Vaudeville is a genre of theatrical event that features a variety of unrelated acts during one performance. Popular in the United States of America from the 1880s to the 1930s, performances usually included a selection of classical musicians, dancers, circus acts: clowns, jugglers, magicians, trained animals, as well as athletes, short plays or scenes, impersonators and even movies. Performers travelled around on what was known as the Vaudeville circuit, touring to different cities. These shows were immensely popular during their time.

The Ziegfield Follies were a theatrical event produced by Florenz Ziegfield between 1908 and 1931. Follies are extravagant revues (think Vaudeville but with much more spectacle and production values) and can be describe as a median between Vaudeville and the Broadway shows that began to appear in the late 1920s and onwards. Unlike musicals, follies were not driven by narrative but a collection of acts. The most famous of these was the Ziegfield Girls. A troupe of beautiful female dancers chosen especially to perform spectacular dance numbers in elaborate costumes.

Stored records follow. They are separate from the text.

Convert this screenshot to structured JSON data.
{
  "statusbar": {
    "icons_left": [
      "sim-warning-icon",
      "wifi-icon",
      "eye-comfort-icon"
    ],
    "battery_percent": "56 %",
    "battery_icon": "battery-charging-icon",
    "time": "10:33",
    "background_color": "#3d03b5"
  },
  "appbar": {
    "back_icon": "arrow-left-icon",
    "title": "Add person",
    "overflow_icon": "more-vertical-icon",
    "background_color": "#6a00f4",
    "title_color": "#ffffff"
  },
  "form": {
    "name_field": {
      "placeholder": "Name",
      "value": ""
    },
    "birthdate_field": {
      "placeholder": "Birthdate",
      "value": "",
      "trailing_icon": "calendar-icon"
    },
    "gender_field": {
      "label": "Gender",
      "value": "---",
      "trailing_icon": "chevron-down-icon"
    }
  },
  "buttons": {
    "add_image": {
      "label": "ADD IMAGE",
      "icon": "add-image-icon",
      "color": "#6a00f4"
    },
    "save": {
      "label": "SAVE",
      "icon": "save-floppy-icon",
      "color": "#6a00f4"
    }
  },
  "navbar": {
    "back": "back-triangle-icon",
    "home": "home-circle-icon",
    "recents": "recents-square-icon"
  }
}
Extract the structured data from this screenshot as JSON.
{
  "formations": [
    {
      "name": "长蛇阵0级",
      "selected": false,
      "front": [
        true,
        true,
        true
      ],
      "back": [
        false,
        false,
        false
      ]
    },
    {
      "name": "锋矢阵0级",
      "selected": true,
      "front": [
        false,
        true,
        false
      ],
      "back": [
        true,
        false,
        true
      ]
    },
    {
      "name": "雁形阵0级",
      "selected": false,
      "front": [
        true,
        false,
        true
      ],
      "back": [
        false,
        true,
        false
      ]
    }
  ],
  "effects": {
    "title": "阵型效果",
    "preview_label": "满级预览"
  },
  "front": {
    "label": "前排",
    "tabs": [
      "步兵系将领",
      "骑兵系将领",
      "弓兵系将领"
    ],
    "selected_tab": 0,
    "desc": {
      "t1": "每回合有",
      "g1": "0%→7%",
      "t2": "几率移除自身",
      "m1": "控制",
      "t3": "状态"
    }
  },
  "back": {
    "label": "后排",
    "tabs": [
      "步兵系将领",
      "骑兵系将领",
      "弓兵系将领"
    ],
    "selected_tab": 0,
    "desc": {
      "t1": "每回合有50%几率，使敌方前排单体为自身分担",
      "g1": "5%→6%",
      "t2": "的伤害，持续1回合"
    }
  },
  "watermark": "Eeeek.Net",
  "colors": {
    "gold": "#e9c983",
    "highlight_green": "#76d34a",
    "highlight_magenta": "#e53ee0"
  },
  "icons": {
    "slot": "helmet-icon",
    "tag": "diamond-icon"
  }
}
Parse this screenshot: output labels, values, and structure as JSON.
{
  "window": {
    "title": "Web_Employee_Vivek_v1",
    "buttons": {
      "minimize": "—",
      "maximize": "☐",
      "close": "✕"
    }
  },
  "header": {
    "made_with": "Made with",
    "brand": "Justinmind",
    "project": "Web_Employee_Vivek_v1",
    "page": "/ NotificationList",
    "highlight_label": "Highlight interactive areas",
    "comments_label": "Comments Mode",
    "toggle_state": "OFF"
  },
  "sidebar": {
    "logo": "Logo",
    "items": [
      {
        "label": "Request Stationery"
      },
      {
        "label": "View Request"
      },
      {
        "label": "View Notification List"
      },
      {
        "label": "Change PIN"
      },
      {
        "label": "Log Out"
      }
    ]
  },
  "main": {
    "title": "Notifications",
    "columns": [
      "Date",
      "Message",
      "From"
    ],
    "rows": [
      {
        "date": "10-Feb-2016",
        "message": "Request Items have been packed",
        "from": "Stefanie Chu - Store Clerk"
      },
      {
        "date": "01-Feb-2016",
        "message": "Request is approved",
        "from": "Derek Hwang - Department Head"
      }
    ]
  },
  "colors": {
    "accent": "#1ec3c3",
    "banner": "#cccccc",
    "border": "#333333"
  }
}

The below is a scene from Ziegfield Girls – a film made 14 years after the death of Florenz Ziegfield – and reflects the type of act that would be seen in a Follies show.